» **Exercise details**: Take the listing below and write it out again exactly, skipping any picture that it holds.

» **Data provided**:
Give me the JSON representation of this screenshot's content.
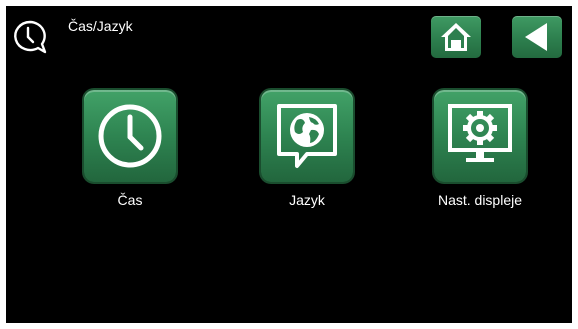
{
  "header": {
    "title": "Čas/Jazyk",
    "icon": "clock-speech-bubble-icon"
  },
  "nav": {
    "home_icon": "home-icon",
    "back_icon": "back-arrow-icon"
  },
  "tiles": [
    {
      "label": "Čas",
      "icon": "clock-icon"
    },
    {
      "label": "Jazyk",
      "icon": "globe-speech-bubble-icon"
    },
    {
      "label": "Nast. displeje",
      "icon": "monitor-gear-icon"
    }
  ],
  "colors": {
    "background": "#000000",
    "tile_green": "#2e8451",
    "text": "#ffffff"
  }
}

» **Solution for this exercise**:
Give me the JSON representation of this screenshot's content.
{
  "header": {
    "title": "Čas/Jazyk",
    "icon": "clock-speech-bubble-icon"
  },
  "nav": {
    "home_icon": "home-icon",
    "back_icon": "back-arrow-icon"
  },
  "tiles": [
    {
      "label": "Čas",
      "icon": "clock-icon"
    },
    {
      "label": "Jazyk",
      "icon": "globe-speech-bubble-icon"
    },
    {
      "label": "Nast. displeje",
      "icon": "monitor-gear-icon"
    }
  ],
  "colors": {
    "background": "#000000",
    "tile_green": "#2e8451",
    "text": "#ffffff"
  }
}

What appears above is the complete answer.